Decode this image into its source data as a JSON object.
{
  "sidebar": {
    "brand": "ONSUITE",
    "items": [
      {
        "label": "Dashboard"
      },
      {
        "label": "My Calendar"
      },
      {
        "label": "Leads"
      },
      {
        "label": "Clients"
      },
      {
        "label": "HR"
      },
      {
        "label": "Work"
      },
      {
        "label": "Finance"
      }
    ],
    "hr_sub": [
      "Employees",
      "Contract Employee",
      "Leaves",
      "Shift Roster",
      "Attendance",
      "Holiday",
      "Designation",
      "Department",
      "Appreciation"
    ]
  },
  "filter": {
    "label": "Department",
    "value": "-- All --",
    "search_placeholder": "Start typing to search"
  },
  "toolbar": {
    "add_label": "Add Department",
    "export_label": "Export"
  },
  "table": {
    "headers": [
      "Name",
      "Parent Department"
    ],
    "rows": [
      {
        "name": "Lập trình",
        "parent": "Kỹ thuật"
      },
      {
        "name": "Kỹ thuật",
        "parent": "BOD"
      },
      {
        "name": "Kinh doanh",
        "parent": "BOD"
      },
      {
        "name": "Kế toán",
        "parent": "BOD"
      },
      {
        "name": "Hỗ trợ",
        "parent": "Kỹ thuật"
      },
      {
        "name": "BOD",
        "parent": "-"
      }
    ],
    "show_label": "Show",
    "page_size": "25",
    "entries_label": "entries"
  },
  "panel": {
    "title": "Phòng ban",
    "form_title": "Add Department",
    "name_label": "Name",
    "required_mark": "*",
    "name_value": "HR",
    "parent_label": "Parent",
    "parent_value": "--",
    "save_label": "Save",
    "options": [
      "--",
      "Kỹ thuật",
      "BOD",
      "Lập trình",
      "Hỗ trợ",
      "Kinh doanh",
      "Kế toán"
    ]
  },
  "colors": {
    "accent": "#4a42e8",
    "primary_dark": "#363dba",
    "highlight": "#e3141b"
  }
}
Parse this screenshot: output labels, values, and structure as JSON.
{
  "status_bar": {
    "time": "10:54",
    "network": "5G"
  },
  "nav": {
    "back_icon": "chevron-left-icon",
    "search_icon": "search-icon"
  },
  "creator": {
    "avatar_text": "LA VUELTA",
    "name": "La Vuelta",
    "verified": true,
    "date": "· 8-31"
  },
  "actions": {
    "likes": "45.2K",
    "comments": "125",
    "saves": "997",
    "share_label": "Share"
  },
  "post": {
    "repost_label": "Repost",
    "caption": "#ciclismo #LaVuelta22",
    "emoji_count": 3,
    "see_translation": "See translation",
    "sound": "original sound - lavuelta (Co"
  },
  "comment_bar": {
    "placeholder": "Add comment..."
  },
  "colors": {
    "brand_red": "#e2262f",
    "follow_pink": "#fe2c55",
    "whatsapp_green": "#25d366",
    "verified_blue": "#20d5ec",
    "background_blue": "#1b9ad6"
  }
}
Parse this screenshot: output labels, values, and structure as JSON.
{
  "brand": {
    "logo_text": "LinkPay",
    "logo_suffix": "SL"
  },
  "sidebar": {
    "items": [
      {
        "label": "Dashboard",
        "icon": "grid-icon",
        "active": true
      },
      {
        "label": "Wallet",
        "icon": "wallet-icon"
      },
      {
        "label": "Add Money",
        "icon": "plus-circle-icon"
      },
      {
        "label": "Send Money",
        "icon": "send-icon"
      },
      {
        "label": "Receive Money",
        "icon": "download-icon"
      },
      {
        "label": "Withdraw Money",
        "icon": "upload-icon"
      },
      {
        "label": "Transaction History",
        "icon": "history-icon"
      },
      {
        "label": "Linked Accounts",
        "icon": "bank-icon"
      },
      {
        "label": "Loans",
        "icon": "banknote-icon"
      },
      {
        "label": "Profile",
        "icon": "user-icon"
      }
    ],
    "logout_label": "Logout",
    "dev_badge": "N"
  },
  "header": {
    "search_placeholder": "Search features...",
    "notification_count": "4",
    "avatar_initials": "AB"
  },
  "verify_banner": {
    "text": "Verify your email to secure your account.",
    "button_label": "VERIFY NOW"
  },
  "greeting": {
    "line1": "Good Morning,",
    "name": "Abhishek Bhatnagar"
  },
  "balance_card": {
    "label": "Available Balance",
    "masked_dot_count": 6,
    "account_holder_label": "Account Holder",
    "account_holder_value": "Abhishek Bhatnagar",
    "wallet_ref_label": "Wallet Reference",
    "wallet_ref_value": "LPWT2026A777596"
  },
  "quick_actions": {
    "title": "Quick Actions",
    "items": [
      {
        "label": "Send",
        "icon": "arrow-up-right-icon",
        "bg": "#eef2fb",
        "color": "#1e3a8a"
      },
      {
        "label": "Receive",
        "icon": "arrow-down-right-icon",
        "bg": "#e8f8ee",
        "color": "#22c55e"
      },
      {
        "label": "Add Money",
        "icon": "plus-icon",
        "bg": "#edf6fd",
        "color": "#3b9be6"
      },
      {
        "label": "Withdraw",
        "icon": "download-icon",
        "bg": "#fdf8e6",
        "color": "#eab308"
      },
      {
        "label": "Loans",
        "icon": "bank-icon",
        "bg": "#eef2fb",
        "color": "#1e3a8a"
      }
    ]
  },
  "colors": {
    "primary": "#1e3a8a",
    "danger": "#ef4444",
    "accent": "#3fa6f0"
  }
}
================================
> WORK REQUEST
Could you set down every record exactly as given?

> FINAL ANSWER
Decode this image into its source data as a JSON object.
{
  "sidebar": {
    "brand": "ONSUITE",
    "items": [
      {
        "label": "Dashboard"
      },
      {
        "label": "My Calendar"
      },
      {
        "label": "Leads"
      },
      {
        "label": "Clients"
      },
      {
        "label": "HR"
      },
      {
        "label": "Work"
      },
      {
        "label": "Finance"
      }
    ],
    "hr_sub": [
      "Employees",
      "Contract Employee",
      "Leaves",
      "Shift Roster",
      "Attendance",
      "Holiday",
      "Designation",
      "Department",
      "Appreciation"
    ]
  },
  "filter": {
    "label": "Department",
    "value": "-- All --",
    "search_placeholder": "Start typing to search"
  },
  "toolbar": {
    "add_label": "Add Department",
    "export_label": "Export"
  },
  "table": {
    "headers": [
      "Name",
      "Parent Department"
    ],
    "rows": [
      {
        "name": "Lập trình",
        "parent": "Kỹ thuật"
      },
      {
        "name": "Kỹ thuật",
        "parent": "BOD"
      },
      {
        "name": "Kinh doanh",
        "parent": "BOD"
      },
      {
        "name": "Kế toán",
        "parent": "BOD"
      },
      {
        "name": "Hỗ trợ",
        "parent": "Kỹ thuật"
      },
      {
        "name": "BOD",
        "parent": "-"
      }
    ],
    "show_label": "Show",
    "page_size": "25",
    "entries_label": "entries"
  },
  "panel": {
    "title": "Phòng ban",
    "form_title": "Add Department",
    "name_label": "Name",
    "required_mark": "*",
    "name_value": "HR",
    "parent_label": "Parent",
    "parent_value": "--",
    "save_label": "Save",
    "options": [
      "--",
      "Kỹ thuật",
      "BOD",
      "Lập trình",
      "Hỗ trợ",
      "Kinh doanh",
      "Kế toán"
    ]
  },
  "colors": {
    "accent": "#4a42e8",
    "primary_dark": "#363dba",
    "highlight": "#e3141b"
  }
}
Parse this screenshot: output labels, values, and structure as JSON.
{
  "status_bar": {
    "time": "10:54",
    "network": "5G"
  },
  "nav": {
    "back_icon": "chevron-left-icon",
    "search_icon": "search-icon"
  },
  "creator": {
    "avatar_text": "LA VUELTA",
    "name": "La Vuelta",
    "verified": true,
    "date": "· 8-31"
  },
  "actions": {
    "likes": "45.2K",
    "comments": "125",
    "saves": "997",
    "share_label": "Share"
  },
  "post": {
    "repost_label": "Repost",
    "caption": "#ciclismo #LaVuelta22",
    "emoji_count": 3,
    "see_translation": "See translation",
    "sound": "original sound - lavuelta (Co"
  },
  "comment_bar": {
    "placeholder": "Add comment..."
  },
  "colors": {
    "brand_red": "#e2262f",
    "follow_pink": "#fe2c55",
    "whatsapp_green": "#25d366",
    "verified_blue": "#20d5ec",
    "background_blue": "#1b9ad6"
  }
}
Parse this screenshot: output labels, values, and structure as JSON.
{
  "brand": {
    "logo_text": "LinkPay",
    "logo_suffix": "SL"
  },
  "sidebar": {
    "items": [
      {
        "label": "Dashboard",
        "icon": "grid-icon",
        "active": true
      },
      {
        "label": "Wallet",
        "icon": "wallet-icon"
      },
      {
        "label": "Add Money",
        "icon": "plus-circle-icon"
      },
      {
        "label": "Send Money",
        "icon": "send-icon"
      },
      {
        "label": "Receive Money",
        "icon": "download-icon"
      },
      {
        "label": "Withdraw Money",
        "icon": "upload-icon"
      },
      {
        "label": "Transaction History",
        "icon": "history-icon"
      },
      {
        "label": "Linked Accounts",
        "icon": "bank-icon"
      },
      {
        "label": "Loans",
        "icon": "banknote-icon"
      },
      {
        "label": "Profile",
        "icon": "user-icon"
      }
    ],
    "logout_label": "Logout",
    "dev_badge": "N"
  },
  "header": {
    "search_placeholder": "Search features...",
    "notification_count": "4",
    "avatar_initials": "AB"
  },
  "verify_banner": {
    "text": "Verify your email to secure your account.",
    "button_label": "VERIFY NOW"
  },
  "greeting": {
    "line1": "Good Morning,",
    "name": "Abhishek Bhatnagar"
  },
  "balance_card": {
    "label": "Available Balance",
    "masked_dot_count": 6,
    "account_holder_label": "Account Holder",
    "account_holder_value": "Abhishek Bhatnagar",
    "wallet_ref_label": "Wallet Reference",
    "wallet_ref_value": "LPWT2026A777596"
  },
  "quick_actions": {
    "title": "Quick Actions",
    "items": [
      {
        "label": "Send",
        "icon": "arrow-up-right-icon",
        "bg": "#eef2fb",
        "color": "#1e3a8a"
      },
      {
        "label": "Receive",
        "icon": "arrow-down-right-icon",
        "bg": "#e8f8ee",
        "color": "#22c55e"
      },
      {
        "label": "Add Money",
        "icon": "plus-icon",
        "bg": "#edf6fd",
        "color": "#3b9be6"
      },
      {
        "label": "Withdraw",
        "icon": "download-icon",
        "bg": "#fdf8e6",
        "color": "#eab308"
      },
      {
        "label": "Loans",
        "icon": "bank-icon",
        "bg": "#eef2fb",
        "color": "#1e3a8a"
      }
    ]
  },
  "colors": {
    "primary": "#1e3a8a",
    "danger": "#ef4444",
    "accent": "#3fa6f0"
  }
}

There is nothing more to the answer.